** Opening DATASET EXCERPTS block **

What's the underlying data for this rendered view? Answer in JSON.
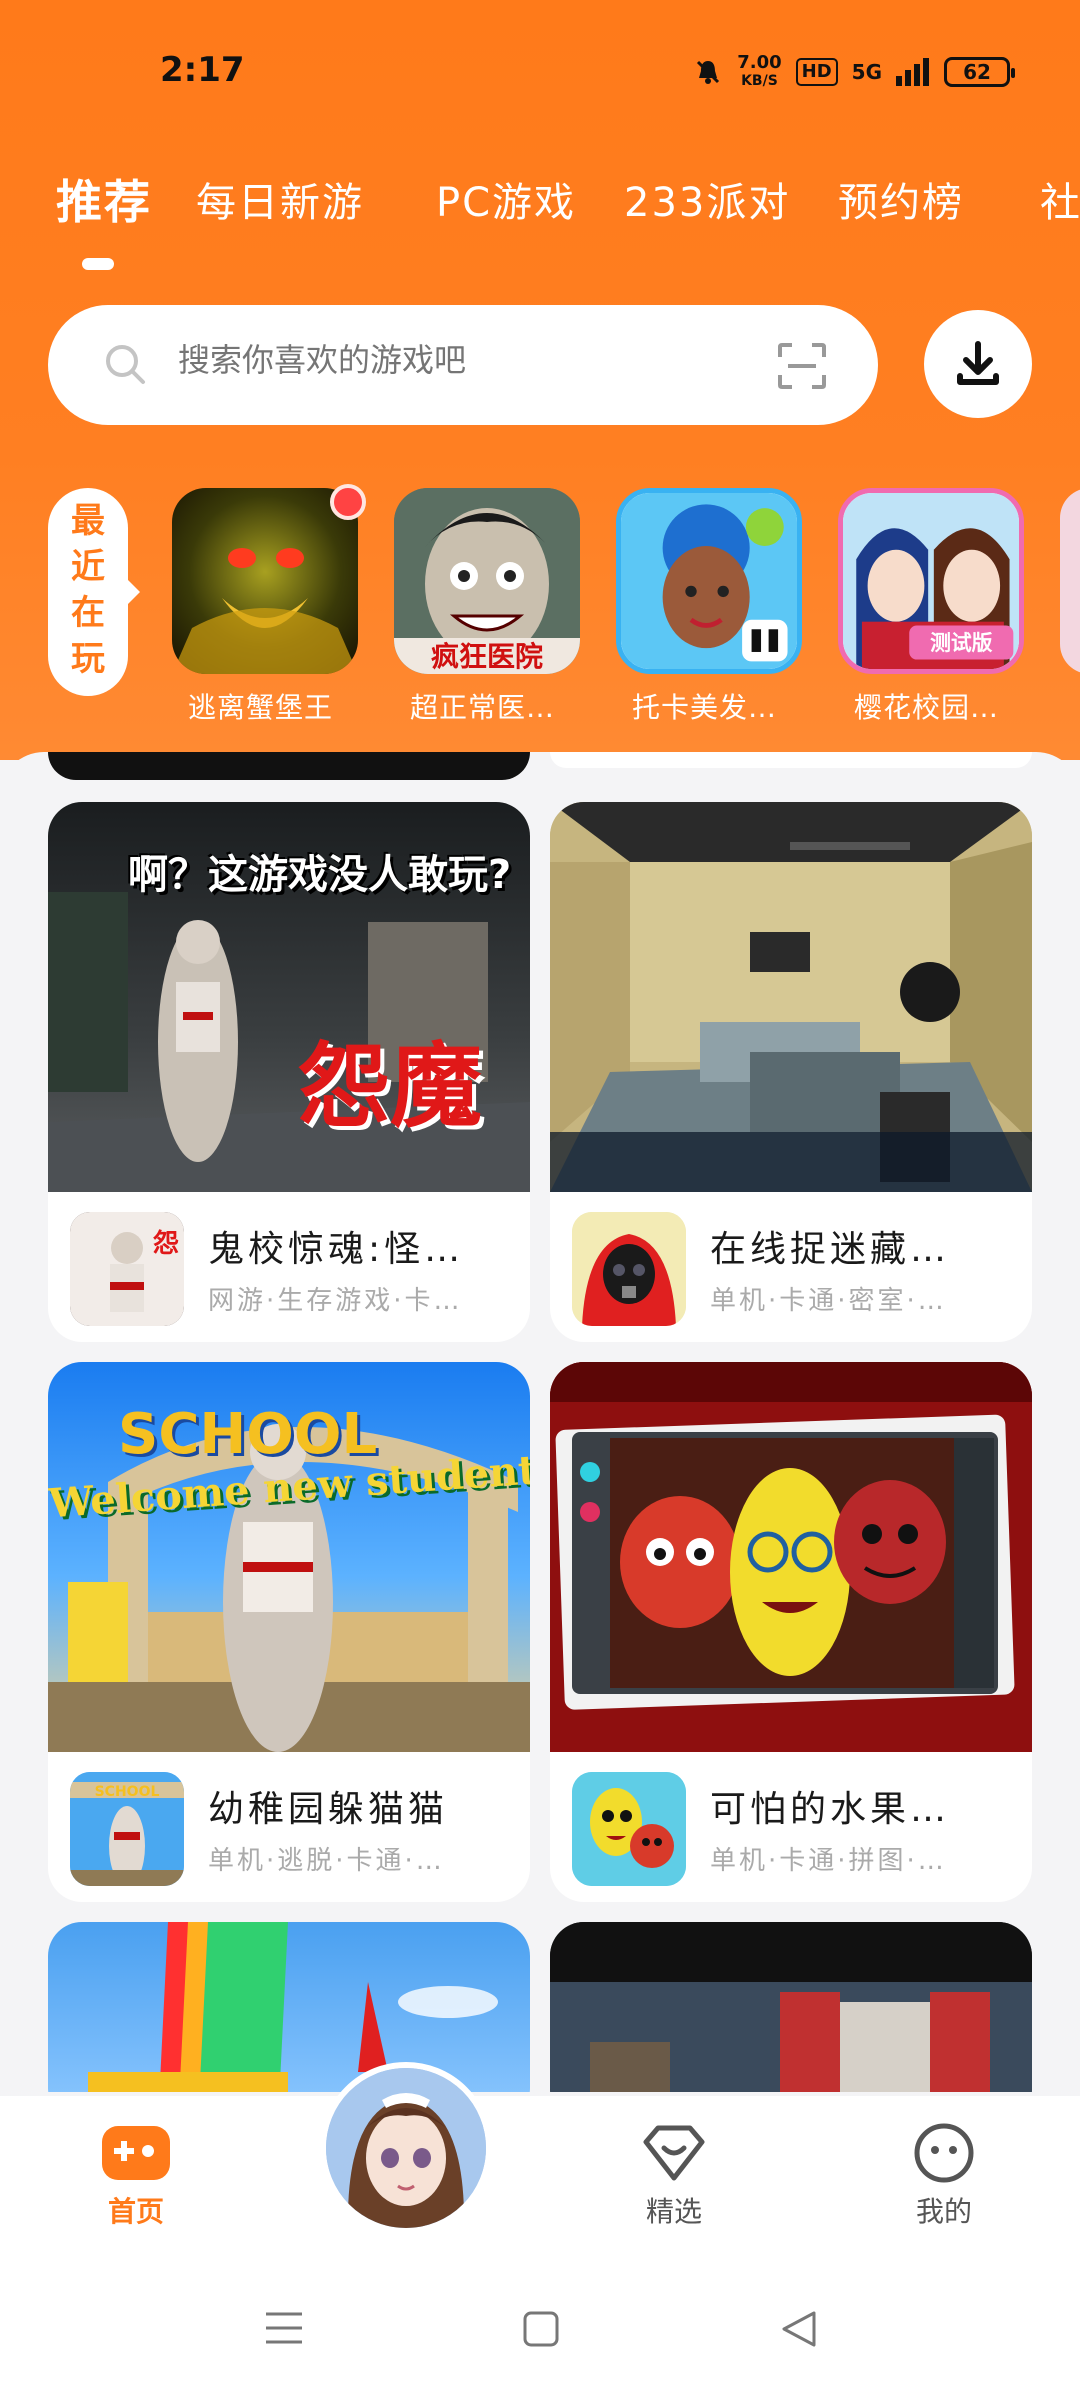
{
  "status": {
    "time": "2:17",
    "net_speed": "7.00",
    "net_unit": "KB/S",
    "hd": "HD",
    "signal": "5G",
    "battery": "62"
  },
  "tabs": [
    {
      "label": "推荐",
      "active": true
    },
    {
      "label": "每日新游"
    },
    {
      "label": "PC游戏"
    },
    {
      "label": "233派对"
    },
    {
      "label": "预约榜"
    },
    {
      "label": "社"
    }
  ],
  "search": {
    "placeholder": "搜索你喜欢的游戏吧"
  },
  "recent": {
    "label": "最近在玩",
    "items": [
      {
        "name": "逃离蟹堡王"
      },
      {
        "name": "超正常医…"
      },
      {
        "name": "托卡美发…"
      },
      {
        "name": "樱花校园…"
      }
    ]
  },
  "cards": [
    {
      "title": "鬼校惊魂:怪…",
      "tags": "网游·生存游戏·卡…",
      "overlay": "啊？这游戏没人敢玩?",
      "overlay2": "怨魔"
    },
    {
      "title": "在线捉迷藏…",
      "tags": "单机·卡通·密室·…"
    },
    {
      "title": "幼稚园躲猫猫",
      "tags": "单机·逃脱·卡通·…",
      "overlay": "SCHOOL",
      "overlay2": "Welcome new students!"
    },
    {
      "title": "可怕的水果…",
      "tags": "单机·卡通·拼图·…"
    }
  ],
  "nav": {
    "home": "首页",
    "featured": "精选",
    "mine": "我的"
  },
  "colors": {
    "accent": "#ff7a1a",
    "badge": "#ff4343"
  }
}
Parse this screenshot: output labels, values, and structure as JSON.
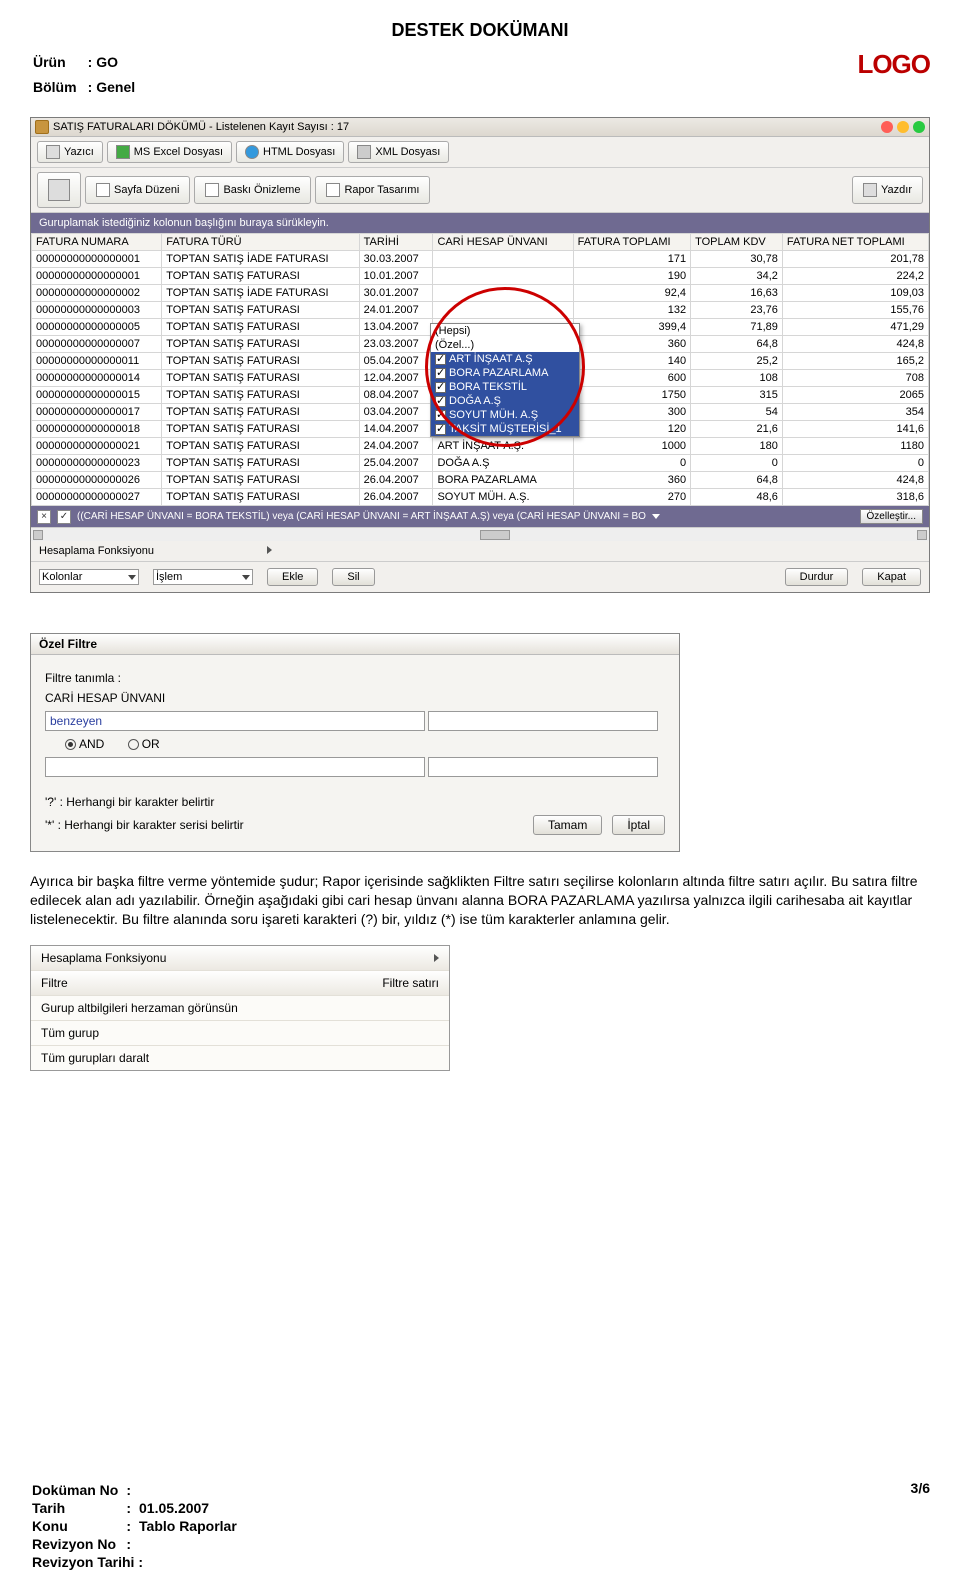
{
  "doc_title": "DESTEK DOKÜMANI",
  "header": {
    "urun_label": "Ürün",
    "urun_value": "GO",
    "bolum_label": "Bölüm",
    "bolum_value": "Genel",
    "colon": ":",
    "logo_text": "LOGO"
  },
  "app": {
    "title": "SATIŞ FATURALARI DÖKÜMÜ  -  Listelenen Kayıt Sayısı : 17",
    "toolbar1": {
      "yazici": "Yazıcı",
      "excel": "MS Excel Dosyası",
      "html": "HTML Dosyası",
      "xml": "XML Dosyası"
    },
    "toolbar2": {
      "sayfa": "Sayfa Düzeni",
      "onizleme": "Baskı Önizleme",
      "tasarim": "Rapor Tasarımı",
      "yazdir": "Yazdır"
    },
    "group_hint": "Guruplamak istediğiniz kolonun başlığını buraya sürükleyin.",
    "columns": [
      "FATURA NUMARA",
      "FATURA TÜRÜ",
      "TARİHİ",
      "CARİ HESAP ÜNVANI",
      "FATURA TOPLAMI",
      "TOPLAM KDV",
      "FATURA NET TOPLAMI"
    ],
    "rows": [
      [
        "00000000000000001",
        "TOPTAN SATIŞ İADE FATURASI",
        "30.03.2007",
        "",
        "171",
        "30,78",
        "201,78"
      ],
      [
        "00000000000000001",
        "TOPTAN SATIŞ FATURASI",
        "10.01.2007",
        "",
        "190",
        "34,2",
        "224,2"
      ],
      [
        "00000000000000002",
        "TOPTAN SATIŞ İADE FATURASI",
        "30.01.2007",
        "",
        "92,4",
        "16,63",
        "109,03"
      ],
      [
        "00000000000000003",
        "TOPTAN SATIŞ FATURASI",
        "24.01.2007",
        "",
        "132",
        "23,76",
        "155,76"
      ],
      [
        "00000000000000005",
        "TOPTAN SATIŞ FATURASI",
        "13.04.2007",
        "",
        "399,4",
        "71,89",
        "471,29"
      ],
      [
        "00000000000000007",
        "TOPTAN SATIŞ FATURASI",
        "23.03.2007",
        "",
        "360",
        "64,8",
        "424,8"
      ],
      [
        "00000000000000011",
        "TOPTAN SATIŞ FATURASI",
        "05.04.2007",
        "",
        "140",
        "25,2",
        "165,2"
      ],
      [
        "00000000000000014",
        "TOPTAN SATIŞ FATURASI",
        "12.04.2007",
        "",
        "600",
        "108",
        "708"
      ],
      [
        "00000000000000015",
        "TOPTAN SATIŞ FATURASI",
        "08.04.2007",
        "BORA TEKSTİL",
        "1750",
        "315",
        "2065"
      ],
      [
        "00000000000000017",
        "TOPTAN SATIŞ FATURASI",
        "03.04.2007",
        "BORA TEKSTİL",
        "300",
        "54",
        "354"
      ],
      [
        "00000000000000018",
        "TOPTAN SATIŞ FATURASI",
        "14.04.2007",
        "TAKSİT MÜŞTERİSİ_1",
        "120",
        "21,6",
        "141,6"
      ],
      [
        "00000000000000021",
        "TOPTAN SATIŞ FATURASI",
        "24.04.2007",
        "ART İNŞAAT A.Ş.",
        "1000",
        "180",
        "1180"
      ],
      [
        "00000000000000023",
        "TOPTAN SATIŞ FATURASI",
        "25.04.2007",
        "DOĞA A.Ş",
        "0",
        "0",
        "0"
      ],
      [
        "00000000000000026",
        "TOPTAN SATIŞ FATURASI",
        "26.04.2007",
        "BORA PAZARLAMA",
        "360",
        "64,8",
        "424,8"
      ],
      [
        "00000000000000027",
        "TOPTAN SATIŞ FATURASI",
        "26.04.2007",
        "SOYUT MÜH. A.Ş.",
        "270",
        "48,6",
        "318,6"
      ]
    ],
    "filter_dd": {
      "hepsi": "(Hepsi)",
      "ozel": "(Özel...)",
      "opts": [
        "ART İNŞAAT A.Ş",
        "BORA PAZARLAMA",
        "BORA TEKSTİL",
        "DOĞA A.Ş",
        "SOYUT MÜH. A.Ş",
        "TAKSİT MÜŞTERİSİ_1"
      ]
    },
    "filter_bar": {
      "x": "×",
      "check": "✓",
      "expr": "((CARİ HESAP ÜNVANI = BORA TEKSTİL) veya (CARİ HESAP ÜNVANI = ART İNŞAAT A.Ş) veya (CARİ HESAP ÜNVANI = BO",
      "custom": "Özelleştir..."
    },
    "calc": {
      "hdr": "Hesaplama Fonksiyonu",
      "kolonlar": "Kolonlar",
      "islem": "İşlem",
      "ekle": "Ekle",
      "sil": "Sil",
      "durdur": "Durdur",
      "kapat": "Kapat"
    }
  },
  "dlg": {
    "title": "Özel Filtre",
    "tanim": "Filtre tanımla :",
    "field": "CARİ HESAP ÜNVANI",
    "op": "benzeyen",
    "and": "AND",
    "or": "OR",
    "note1": "'?' : Herhangi bir karakter belirtir",
    "note2": "'*' : Herhangi bir karakter serisi belirtir",
    "ok": "Tamam",
    "cancel": "İptal"
  },
  "para1": "Ayırıca bir başka filtre verme yöntemide şudur; Rapor içerisinde sağklikten Filtre satırı seçilirse kolonların altında filtre satırı açılır. Bu satıra filtre edilecek alan adı yazılabilir. Örneğin aşağıdaki gibi cari hesap ünvanı alanna BORA PAZARLAMA yazılırsa yalnızca ilgili carihesaba ait kayıtlar listelenecektir. Bu filtre alanında soru işareti karakteri (?) bir, yıldız (*) ise tüm karakterler anlamına gelir.",
  "ctx": {
    "hesap": "Hesaplama Fonksiyonu",
    "filtre": "Filtre",
    "filtre_satiri": "Filtre satırı",
    "alt": "Gurup altbilgileri herzaman görünsün",
    "tum": "Tüm gurup",
    "daralt": "Tüm gurupları daralt"
  },
  "footer": {
    "dokno": "Doküman No",
    "tarih": "Tarih",
    "tarih_v": "01.05.2007",
    "konu": "Konu",
    "konu_v": "Tablo Raporlar",
    "revno": "Revizyon No",
    "revtarih": "Revizyon Tarihi :",
    "colon": ":",
    "page": "3/6"
  }
}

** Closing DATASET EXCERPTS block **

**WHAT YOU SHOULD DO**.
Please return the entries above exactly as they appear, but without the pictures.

**RESULT OF THE TASK**.
What's the underlying data for this rendered view? Answer in JSON.
{
  "status": {
    "time": "2:17",
    "net_speed": "7.00",
    "net_unit": "KB/S",
    "hd": "HD",
    "signal": "5G",
    "battery": "62"
  },
  "tabs": [
    {
      "label": "推荐",
      "active": true
    },
    {
      "label": "每日新游"
    },
    {
      "label": "PC游戏"
    },
    {
      "label": "233派对"
    },
    {
      "label": "预约榜"
    },
    {
      "label": "社"
    }
  ],
  "search": {
    "placeholder": "搜索你喜欢的游戏吧"
  },
  "recent": {
    "label": "最近在玩",
    "items": [
      {
        "name": "逃离蟹堡王"
      },
      {
        "name": "超正常医…"
      },
      {
        "name": "托卡美发…"
      },
      {
        "name": "樱花校园…"
      }
    ]
  },
  "cards": [
    {
      "title": "鬼校惊魂:怪…",
      "tags": "网游·生存游戏·卡…",
      "overlay": "啊？这游戏没人敢玩?",
      "overlay2": "怨魔"
    },
    {
      "title": "在线捉迷藏…",
      "tags": "单机·卡通·密室·…"
    },
    {
      "title": "幼稚园躲猫猫",
      "tags": "单机·逃脱·卡通·…",
      "overlay": "SCHOOL",
      "overlay2": "Welcome new students!"
    },
    {
      "title": "可怕的水果…",
      "tags": "单机·卡通·拼图·…"
    }
  ],
  "nav": {
    "home": "首页",
    "featured": "精选",
    "mine": "我的"
  },
  "colors": {
    "accent": "#ff7a1a",
    "badge": "#ff4343"
  }
}
Parse this screenshot: output labels, values, and structure as JSON.
{
  "doc_title": "DESTEK DOKÜMANI",
  "header": {
    "urun_label": "Ürün",
    "urun_value": "GO",
    "bolum_label": "Bölüm",
    "bolum_value": "Genel",
    "colon": ":",
    "logo_text": "LOGO"
  },
  "app": {
    "title": "SATIŞ FATURALARI DÖKÜMÜ  -  Listelenen Kayıt Sayısı : 17",
    "toolbar1": {
      "yazici": "Yazıcı",
      "excel": "MS Excel Dosyası",
      "html": "HTML Dosyası",
      "xml": "XML Dosyası"
    },
    "toolbar2": {
      "sayfa": "Sayfa Düzeni",
      "onizleme": "Baskı Önizleme",
      "tasarim": "Rapor Tasarımı",
      "yazdir": "Yazdır"
    },
    "group_hint": "Guruplamak istediğiniz kolonun başlığını buraya sürükleyin.",
    "columns": [
      "FATURA NUMARA",
      "FATURA TÜRÜ",
      "TARİHİ",
      "CARİ HESAP ÜNVANI",
      "FATURA TOPLAMI",
      "TOPLAM KDV",
      "FATURA NET TOPLAMI"
    ],
    "rows": [
      [
        "00000000000000001",
        "TOPTAN SATIŞ İADE FATURASI",
        "30.03.2007",
        "",
        "171",
        "30,78",
        "201,78"
      ],
      [
        "00000000000000001",
        "TOPTAN SATIŞ FATURASI",
        "10.01.2007",
        "",
        "190",
        "34,2",
        "224,2"
      ],
      [
        "00000000000000002",
        "TOPTAN SATIŞ İADE FATURASI",
        "30.01.2007",
        "",
        "92,4",
        "16,63",
        "109,03"
      ],
      [
        "00000000000000003",
        "TOPTAN SATIŞ FATURASI",
        "24.01.2007",
        "",
        "132",
        "23,76",
        "155,76"
      ],
      [
        "00000000000000005",
        "TOPTAN SATIŞ FATURASI",
        "13.04.2007",
        "",
        "399,4",
        "71,89",
        "471,29"
      ],
      [
        "00000000000000007",
        "TOPTAN SATIŞ FATURASI",
        "23.03.2007",
        "",
        "360",
        "64,8",
        "424,8"
      ],
      [
        "00000000000000011",
        "TOPTAN SATIŞ FATURASI",
        "05.04.2007",
        "",
        "140",
        "25,2",
        "165,2"
      ],
      [
        "00000000000000014",
        "TOPTAN SATIŞ FATURASI",
        "12.04.2007",
        "",
        "600",
        "108",
        "708"
      ],
      [
        "00000000000000015",
        "TOPTAN SATIŞ FATURASI",
        "08.04.2007",
        "BORA TEKSTİL",
        "1750",
        "315",
        "2065"
      ],
      [
        "00000000000000017",
        "TOPTAN SATIŞ FATURASI",
        "03.04.2007",
        "BORA TEKSTİL",
        "300",
        "54",
        "354"
      ],
      [
        "00000000000000018",
        "TOPTAN SATIŞ FATURASI",
        "14.04.2007",
        "TAKSİT MÜŞTERİSİ_1",
        "120",
        "21,6",
        "141,6"
      ],
      [
        "00000000000000021",
        "TOPTAN SATIŞ FATURASI",
        "24.04.2007",
        "ART İNŞAAT A.Ş.",
        "1000",
        "180",
        "1180"
      ],
      [
        "00000000000000023",
        "TOPTAN SATIŞ FATURASI",
        "25.04.2007",
        "DOĞA A.Ş",
        "0",
        "0",
        "0"
      ],
      [
        "00000000000000026",
        "TOPTAN SATIŞ FATURASI",
        "26.04.2007",
        "BORA PAZARLAMA",
        "360",
        "64,8",
        "424,8"
      ],
      [
        "00000000000000027",
        "TOPTAN SATIŞ FATURASI",
        "26.04.2007",
        "SOYUT MÜH. A.Ş.",
        "270",
        "48,6",
        "318,6"
      ]
    ],
    "filter_dd": {
      "hepsi": "(Hepsi)",
      "ozel": "(Özel...)",
      "opts": [
        "ART İNŞAAT A.Ş",
        "BORA PAZARLAMA",
        "BORA TEKSTİL",
        "DOĞA A.Ş",
        "SOYUT MÜH. A.Ş",
        "TAKSİT MÜŞTERİSİ_1"
      ]
    },
    "filter_bar": {
      "x": "×",
      "check": "✓",
      "expr": "((CARİ HESAP ÜNVANI = BORA TEKSTİL) veya (CARİ HESAP ÜNVANI = ART İNŞAAT A.Ş) veya (CARİ HESAP ÜNVANI = BO",
      "custom": "Özelleştir..."
    },
    "calc": {
      "hdr": "Hesaplama Fonksiyonu",
      "kolonlar": "Kolonlar",
      "islem": "İşlem",
      "ekle": "Ekle",
      "sil": "Sil",
      "durdur": "Durdur",
      "kapat": "Kapat"
    }
  },
  "dlg": {
    "title": "Özel Filtre",
    "tanim": "Filtre tanımla :",
    "field": "CARİ HESAP ÜNVANI",
    "op": "benzeyen",
    "and": "AND",
    "or": "OR",
    "note1": "'?' : Herhangi bir karakter belirtir",
    "note2": "'*' : Herhangi bir karakter serisi belirtir",
    "ok": "Tamam",
    "cancel": "İptal"
  },
  "para1": "Ayırıca bir başka filtre verme yöntemide şudur; Rapor içerisinde sağklikten Filtre satırı seçilirse kolonların altında filtre satırı açılır. Bu satıra filtre edilecek alan adı yazılabilir. Örneğin aşağıdaki gibi cari hesap ünvanı alanna BORA PAZARLAMA yazılırsa yalnızca ilgili carihesaba ait kayıtlar listelenecektir. Bu filtre alanında soru işareti karakteri (?) bir, yıldız (*) ise tüm karakterler anlamına gelir.",
  "ctx": {
    "hesap": "Hesaplama Fonksiyonu",
    "filtre": "Filtre",
    "filtre_satiri": "Filtre satırı",
    "alt": "Gurup altbilgileri herzaman görünsün",
    "tum": "Tüm gurup",
    "daralt": "Tüm gurupları daralt"
  },
  "footer": {
    "dokno": "Doküman No",
    "tarih": "Tarih",
    "tarih_v": "01.05.2007",
    "konu": "Konu",
    "konu_v": "Tablo Raporlar",
    "revno": "Revizyon No",
    "revtarih": "Revizyon Tarihi :",
    "colon": ":",
    "page": "3/6"
  }
}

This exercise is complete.